WHAT YOU NEED TO DO — Using the entries that follow, count the lines containing the word "dhgate" and give that number by itself.

_ _ _

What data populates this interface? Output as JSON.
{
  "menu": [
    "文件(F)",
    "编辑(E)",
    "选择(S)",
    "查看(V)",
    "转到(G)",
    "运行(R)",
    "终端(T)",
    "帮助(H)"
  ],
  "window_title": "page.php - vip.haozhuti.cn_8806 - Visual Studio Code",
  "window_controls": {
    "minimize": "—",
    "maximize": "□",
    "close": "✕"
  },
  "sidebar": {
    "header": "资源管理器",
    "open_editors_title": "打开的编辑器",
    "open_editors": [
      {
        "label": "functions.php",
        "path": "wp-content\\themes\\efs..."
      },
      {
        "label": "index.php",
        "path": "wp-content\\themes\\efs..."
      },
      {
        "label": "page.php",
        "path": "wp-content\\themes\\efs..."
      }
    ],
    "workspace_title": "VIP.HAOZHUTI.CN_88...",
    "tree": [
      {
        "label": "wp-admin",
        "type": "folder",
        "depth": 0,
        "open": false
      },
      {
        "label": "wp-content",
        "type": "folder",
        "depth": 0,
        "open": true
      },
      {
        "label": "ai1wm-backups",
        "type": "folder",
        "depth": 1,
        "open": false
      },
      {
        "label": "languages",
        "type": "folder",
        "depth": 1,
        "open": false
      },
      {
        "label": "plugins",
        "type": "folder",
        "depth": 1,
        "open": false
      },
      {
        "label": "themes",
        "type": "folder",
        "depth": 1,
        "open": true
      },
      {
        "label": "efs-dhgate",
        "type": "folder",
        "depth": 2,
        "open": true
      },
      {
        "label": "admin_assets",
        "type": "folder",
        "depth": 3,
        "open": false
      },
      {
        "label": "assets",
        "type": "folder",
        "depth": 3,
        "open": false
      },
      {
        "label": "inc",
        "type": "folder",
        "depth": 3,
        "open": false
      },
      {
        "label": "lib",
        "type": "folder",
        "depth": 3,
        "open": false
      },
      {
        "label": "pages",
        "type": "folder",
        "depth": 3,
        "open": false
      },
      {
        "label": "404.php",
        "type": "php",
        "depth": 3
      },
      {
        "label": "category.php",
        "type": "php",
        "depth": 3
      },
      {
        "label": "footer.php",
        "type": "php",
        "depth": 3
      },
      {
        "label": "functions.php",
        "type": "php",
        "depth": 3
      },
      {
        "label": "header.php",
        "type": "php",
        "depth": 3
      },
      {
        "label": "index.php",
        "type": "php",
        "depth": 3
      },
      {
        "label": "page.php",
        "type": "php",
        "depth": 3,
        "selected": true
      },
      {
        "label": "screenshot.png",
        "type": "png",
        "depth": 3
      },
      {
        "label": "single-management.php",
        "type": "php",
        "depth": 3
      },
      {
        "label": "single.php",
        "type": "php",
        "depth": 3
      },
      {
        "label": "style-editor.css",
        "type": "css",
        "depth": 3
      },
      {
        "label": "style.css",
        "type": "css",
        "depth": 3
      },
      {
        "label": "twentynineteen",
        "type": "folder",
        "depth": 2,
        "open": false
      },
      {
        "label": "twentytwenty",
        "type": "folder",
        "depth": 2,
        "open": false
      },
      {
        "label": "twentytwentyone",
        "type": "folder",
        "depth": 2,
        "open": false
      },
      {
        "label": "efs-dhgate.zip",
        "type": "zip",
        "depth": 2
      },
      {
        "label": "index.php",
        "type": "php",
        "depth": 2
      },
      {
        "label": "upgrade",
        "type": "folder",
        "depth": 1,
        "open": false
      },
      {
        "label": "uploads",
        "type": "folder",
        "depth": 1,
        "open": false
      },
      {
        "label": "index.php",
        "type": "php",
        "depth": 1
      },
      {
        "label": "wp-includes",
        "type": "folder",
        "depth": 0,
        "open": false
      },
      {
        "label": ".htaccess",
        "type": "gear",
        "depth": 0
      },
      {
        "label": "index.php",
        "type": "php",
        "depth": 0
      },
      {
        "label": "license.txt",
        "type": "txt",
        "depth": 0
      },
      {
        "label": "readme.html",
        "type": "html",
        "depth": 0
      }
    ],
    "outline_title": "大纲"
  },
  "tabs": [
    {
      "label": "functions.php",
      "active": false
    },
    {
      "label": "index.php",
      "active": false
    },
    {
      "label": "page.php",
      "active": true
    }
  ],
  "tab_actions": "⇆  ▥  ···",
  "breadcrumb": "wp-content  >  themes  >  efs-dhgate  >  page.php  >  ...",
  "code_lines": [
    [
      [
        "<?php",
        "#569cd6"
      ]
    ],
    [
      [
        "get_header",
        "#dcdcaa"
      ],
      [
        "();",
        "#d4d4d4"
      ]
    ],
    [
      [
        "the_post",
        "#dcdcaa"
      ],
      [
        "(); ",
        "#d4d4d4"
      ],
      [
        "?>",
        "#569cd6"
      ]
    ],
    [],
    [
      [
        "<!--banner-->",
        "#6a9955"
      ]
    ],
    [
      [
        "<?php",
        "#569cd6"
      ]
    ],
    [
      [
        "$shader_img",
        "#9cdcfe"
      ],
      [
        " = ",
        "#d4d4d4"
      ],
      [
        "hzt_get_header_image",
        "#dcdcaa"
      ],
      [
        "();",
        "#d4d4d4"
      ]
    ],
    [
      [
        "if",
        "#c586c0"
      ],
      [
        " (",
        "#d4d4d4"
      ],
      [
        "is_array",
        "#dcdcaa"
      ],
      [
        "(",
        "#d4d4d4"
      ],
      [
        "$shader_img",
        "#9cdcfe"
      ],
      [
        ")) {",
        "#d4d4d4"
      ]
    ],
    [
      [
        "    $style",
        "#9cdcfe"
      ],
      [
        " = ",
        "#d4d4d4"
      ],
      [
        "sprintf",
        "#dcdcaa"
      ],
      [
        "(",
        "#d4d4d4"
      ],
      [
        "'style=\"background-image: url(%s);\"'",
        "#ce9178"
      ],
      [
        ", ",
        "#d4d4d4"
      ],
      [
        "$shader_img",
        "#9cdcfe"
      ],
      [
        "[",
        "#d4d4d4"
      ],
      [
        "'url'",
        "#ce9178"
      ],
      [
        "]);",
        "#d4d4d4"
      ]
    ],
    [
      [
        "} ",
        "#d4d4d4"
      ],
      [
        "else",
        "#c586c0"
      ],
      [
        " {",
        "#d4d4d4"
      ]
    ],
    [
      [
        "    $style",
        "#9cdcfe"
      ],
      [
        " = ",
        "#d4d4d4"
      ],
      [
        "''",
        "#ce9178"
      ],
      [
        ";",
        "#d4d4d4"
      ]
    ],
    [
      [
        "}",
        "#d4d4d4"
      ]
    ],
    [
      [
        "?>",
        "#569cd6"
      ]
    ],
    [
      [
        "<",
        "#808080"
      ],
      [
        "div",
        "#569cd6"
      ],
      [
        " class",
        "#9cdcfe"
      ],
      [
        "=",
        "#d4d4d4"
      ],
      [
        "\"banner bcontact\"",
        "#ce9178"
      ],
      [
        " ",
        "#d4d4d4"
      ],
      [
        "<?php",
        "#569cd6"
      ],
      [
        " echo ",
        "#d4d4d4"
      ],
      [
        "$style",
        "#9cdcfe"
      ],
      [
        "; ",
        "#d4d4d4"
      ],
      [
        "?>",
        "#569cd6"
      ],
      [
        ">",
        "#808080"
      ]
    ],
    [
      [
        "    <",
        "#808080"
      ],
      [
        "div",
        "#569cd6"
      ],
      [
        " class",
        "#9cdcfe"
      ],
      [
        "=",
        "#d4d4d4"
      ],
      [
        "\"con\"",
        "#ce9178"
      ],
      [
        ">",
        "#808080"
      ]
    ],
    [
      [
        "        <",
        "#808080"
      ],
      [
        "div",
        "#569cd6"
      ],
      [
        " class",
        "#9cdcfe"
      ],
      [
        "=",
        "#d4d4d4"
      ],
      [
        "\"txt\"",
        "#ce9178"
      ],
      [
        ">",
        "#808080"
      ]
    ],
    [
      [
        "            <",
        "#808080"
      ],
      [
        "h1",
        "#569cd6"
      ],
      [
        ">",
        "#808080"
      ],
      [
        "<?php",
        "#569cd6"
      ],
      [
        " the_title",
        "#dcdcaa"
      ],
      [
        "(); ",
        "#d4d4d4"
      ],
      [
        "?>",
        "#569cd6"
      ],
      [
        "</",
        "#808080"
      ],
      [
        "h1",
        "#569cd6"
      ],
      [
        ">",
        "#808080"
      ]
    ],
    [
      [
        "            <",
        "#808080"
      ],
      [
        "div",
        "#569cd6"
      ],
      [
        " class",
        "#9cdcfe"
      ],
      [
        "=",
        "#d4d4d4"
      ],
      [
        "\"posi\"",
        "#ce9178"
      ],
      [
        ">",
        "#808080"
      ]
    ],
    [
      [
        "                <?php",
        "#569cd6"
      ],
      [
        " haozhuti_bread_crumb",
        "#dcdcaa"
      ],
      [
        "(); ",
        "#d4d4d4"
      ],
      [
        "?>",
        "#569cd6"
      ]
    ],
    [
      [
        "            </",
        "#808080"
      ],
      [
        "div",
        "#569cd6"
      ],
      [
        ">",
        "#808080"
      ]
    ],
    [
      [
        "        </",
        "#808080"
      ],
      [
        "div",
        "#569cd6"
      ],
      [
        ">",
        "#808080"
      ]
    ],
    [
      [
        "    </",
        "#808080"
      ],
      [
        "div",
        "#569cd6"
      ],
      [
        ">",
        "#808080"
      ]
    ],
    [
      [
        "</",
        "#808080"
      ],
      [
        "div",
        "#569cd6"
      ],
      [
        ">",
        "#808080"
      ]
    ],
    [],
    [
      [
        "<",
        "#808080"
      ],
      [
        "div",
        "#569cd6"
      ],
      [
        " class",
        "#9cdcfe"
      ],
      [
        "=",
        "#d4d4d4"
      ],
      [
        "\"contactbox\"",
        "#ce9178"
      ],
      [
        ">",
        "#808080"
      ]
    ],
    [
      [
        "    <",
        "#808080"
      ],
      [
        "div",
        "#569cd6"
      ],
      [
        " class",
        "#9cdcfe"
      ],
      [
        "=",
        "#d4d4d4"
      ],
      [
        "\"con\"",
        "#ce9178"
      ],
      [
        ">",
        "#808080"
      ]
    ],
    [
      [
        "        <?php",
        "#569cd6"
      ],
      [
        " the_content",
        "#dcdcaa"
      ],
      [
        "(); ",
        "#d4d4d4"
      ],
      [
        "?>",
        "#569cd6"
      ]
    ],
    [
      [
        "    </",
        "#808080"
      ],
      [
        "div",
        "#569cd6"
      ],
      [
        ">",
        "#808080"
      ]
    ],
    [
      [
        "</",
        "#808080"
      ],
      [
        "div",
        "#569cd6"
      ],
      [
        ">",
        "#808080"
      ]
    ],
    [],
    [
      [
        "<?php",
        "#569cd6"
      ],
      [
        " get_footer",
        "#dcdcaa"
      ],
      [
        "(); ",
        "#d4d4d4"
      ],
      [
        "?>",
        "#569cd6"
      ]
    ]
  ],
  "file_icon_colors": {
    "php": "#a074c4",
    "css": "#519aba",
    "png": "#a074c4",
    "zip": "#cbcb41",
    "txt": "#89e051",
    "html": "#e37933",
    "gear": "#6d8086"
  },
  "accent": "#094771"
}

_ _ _

TASK ANSWER — 3